The state's revenues have plummeted during the economic recession, forcing state officials to consider drastic spending cuts, including to services and supplies, to balance the state's books, said Fulkerson.
"We have to look across the board for savings," she said. "The state controller has been very honest with us in talking about the state running out of cash in two weeks."
Schwarzenegger said the state would be tightfisted in its financial crisis -- and beyond.
"With today's action, every state agency and department will scrutinize how every penny is spent on contracts to make sure the state is getting the best deal for every taxpayer dollar," Schwarzenegger said in a statement.
STATE NEEDS TO 'DIAL BACK'
Schwarzenegger, a Republican, has ruled out tax increases to help fill California's budget shortfall, and the Democrat-led legislature is bracing to slash spending ahead of the July 1 start of the state's next fiscal year.
Schwarzenegger also wants to restrain future state spending. His order directs state departments to submit to the Department of Finance plans to cut their future spending on contracts and purchases by at least 15 percent no later than 30 days after the state's 2009-2010 budget becomes law.
"Regardless of the fiscal situation, they need to dial back," said Schwarzenegger spokesman Aaron McLear. "From our standpoint, every California household and business is cutting spending as much as possible. We need to do the same in state government."
Schwarzenegger's order comes amid rising concern over California's finances on Wall Street, which has given the state the lowest general obligation debt rating of any U.S. state.

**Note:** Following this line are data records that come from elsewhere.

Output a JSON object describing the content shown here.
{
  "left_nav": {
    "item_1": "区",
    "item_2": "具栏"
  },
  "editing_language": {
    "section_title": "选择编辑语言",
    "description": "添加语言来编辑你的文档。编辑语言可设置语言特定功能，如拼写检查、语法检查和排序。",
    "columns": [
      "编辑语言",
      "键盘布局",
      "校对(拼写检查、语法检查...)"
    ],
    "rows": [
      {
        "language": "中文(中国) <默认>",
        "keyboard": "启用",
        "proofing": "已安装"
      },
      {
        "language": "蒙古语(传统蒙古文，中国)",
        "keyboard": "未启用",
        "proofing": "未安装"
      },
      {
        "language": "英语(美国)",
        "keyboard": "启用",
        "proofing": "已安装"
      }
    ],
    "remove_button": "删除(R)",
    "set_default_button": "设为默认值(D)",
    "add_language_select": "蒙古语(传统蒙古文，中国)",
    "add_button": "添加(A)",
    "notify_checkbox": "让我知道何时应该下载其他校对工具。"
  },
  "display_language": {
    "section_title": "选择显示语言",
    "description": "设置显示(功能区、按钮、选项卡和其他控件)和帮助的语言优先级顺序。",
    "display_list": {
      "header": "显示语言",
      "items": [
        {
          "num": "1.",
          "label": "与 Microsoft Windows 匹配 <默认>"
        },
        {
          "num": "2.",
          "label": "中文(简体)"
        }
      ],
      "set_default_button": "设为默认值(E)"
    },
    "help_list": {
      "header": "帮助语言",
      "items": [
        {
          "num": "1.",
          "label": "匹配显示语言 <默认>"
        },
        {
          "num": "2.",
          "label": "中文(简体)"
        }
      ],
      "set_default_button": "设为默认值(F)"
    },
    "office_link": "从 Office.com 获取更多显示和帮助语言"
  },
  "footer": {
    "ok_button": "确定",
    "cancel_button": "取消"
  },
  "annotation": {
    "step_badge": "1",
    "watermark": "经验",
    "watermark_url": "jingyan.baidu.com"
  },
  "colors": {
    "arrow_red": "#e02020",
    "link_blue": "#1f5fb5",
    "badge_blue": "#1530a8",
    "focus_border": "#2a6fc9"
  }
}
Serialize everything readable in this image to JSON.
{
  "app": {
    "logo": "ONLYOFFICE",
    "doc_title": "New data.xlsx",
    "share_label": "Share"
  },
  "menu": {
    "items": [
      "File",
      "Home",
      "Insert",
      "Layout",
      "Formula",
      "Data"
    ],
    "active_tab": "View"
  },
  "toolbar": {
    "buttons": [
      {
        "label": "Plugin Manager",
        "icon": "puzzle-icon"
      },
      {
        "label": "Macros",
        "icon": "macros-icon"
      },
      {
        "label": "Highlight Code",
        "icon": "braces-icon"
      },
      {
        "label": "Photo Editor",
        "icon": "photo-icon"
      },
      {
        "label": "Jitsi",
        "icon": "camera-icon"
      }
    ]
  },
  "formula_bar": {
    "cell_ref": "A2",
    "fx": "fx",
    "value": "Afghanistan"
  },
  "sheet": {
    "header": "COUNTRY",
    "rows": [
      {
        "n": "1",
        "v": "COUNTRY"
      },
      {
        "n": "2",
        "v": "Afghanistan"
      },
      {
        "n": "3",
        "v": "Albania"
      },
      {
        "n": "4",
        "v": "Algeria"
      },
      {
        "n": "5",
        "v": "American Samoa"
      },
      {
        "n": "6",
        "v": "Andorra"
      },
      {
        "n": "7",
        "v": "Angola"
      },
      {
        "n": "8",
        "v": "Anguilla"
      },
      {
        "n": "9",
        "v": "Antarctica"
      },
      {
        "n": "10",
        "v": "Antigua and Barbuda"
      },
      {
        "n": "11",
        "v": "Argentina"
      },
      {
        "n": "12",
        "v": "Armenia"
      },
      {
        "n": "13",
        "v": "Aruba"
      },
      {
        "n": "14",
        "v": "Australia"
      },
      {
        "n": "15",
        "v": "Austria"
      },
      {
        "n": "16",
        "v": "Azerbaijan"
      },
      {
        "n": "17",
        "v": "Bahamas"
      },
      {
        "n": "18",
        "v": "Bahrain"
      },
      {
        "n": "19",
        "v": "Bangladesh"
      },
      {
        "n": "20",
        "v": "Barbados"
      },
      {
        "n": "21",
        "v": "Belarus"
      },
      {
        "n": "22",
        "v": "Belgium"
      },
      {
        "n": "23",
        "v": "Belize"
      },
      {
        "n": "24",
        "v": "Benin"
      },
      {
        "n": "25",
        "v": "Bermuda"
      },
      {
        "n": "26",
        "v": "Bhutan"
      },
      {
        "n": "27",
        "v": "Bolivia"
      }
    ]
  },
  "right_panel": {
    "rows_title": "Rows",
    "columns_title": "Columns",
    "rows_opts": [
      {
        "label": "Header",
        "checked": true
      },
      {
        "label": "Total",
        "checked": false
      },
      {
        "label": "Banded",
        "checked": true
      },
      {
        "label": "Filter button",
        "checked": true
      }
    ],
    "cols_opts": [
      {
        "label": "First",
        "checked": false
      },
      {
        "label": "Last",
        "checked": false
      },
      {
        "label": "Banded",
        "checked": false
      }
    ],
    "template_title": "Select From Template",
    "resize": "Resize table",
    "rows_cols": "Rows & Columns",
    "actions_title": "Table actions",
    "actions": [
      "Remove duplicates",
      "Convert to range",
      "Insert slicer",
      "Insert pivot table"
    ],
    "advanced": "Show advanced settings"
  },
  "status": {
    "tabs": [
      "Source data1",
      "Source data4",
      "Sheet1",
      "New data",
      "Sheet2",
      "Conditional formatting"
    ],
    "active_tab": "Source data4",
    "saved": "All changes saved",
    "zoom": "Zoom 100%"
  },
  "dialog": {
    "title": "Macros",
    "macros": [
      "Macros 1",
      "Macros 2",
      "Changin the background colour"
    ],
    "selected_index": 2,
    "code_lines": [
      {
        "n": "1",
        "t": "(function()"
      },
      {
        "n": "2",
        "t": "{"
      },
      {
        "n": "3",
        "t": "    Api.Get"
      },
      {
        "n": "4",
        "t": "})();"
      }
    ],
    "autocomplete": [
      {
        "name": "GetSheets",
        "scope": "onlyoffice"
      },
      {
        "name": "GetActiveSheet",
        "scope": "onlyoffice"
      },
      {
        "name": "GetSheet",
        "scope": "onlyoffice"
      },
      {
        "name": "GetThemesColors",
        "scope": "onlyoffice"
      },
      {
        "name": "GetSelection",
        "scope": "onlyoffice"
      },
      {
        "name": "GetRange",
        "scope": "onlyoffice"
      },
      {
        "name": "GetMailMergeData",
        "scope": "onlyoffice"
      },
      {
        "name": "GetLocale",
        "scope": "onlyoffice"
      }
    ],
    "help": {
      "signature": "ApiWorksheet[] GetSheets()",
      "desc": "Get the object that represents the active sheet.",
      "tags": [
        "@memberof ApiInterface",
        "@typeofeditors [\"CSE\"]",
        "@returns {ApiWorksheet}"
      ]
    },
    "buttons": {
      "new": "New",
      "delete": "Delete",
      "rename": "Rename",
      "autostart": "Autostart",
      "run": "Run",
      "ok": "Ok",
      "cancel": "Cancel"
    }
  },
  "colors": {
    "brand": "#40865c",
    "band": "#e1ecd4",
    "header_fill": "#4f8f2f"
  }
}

"It's a reflection of the difficulty the state is in," said Emily Raimes, a senior at Moody's Investors Service.
"At this point everyone is anticipating big cuts," Raimes added. "It's just a matter of what the legislature can agree to cut and by how much."
Fitch Ratings last month warned it may lower California's 'A' long-term general obligation debt rating, which would likely push the state's borrowing costs up.
Fitch revised its rating outlook on California to negative from stable [US credit ratings are a joke, and, if Fitch is revising California 'A' rating, then things must be really bad], noting in a statement that it has growing concerns about the state's budget gap and its dwindling cash. Fitch also said the state's numerous fiscal and cash-flow challenges through the coming budget year are key credit concerns.
My reaction: As Kevin Hassett writes, "The California budget crisis may well lead to a second financial calamity that would be far worse than anything experienced over the past 18 months."
1) California is more than $24.3 billion in the hole.
2) On Monday, California Gov. Arnold Schwarzenegger ordered a halt to funding for state contracts on everything from pencils to office space.
3) California's state controller has warned about the state running out of cash in two weeks (this warning happened last week).
4) The likely scenario (also the nightmare scenario) is that all California's lenders disappear, and the state is unable to roll over its debt.
5) If the unofficial eighth-largest economy fails on its debt, it will cast doubt on all government debt, especially treasuries.
6) The US government's fiscal situation is in worse shape than California's.
Conclusion: The 'bad' phase of the financial crisis is on the verge of beginning. It involves the dollar's collapse, soaring commodities, and skyrocketing interest rates.
The time frame for everything to really start falling apart is the next two or three months. California budget crisis is one of many factors which sets this time frame (default is likely within three months). A default by California would drag the bond market into the abyss.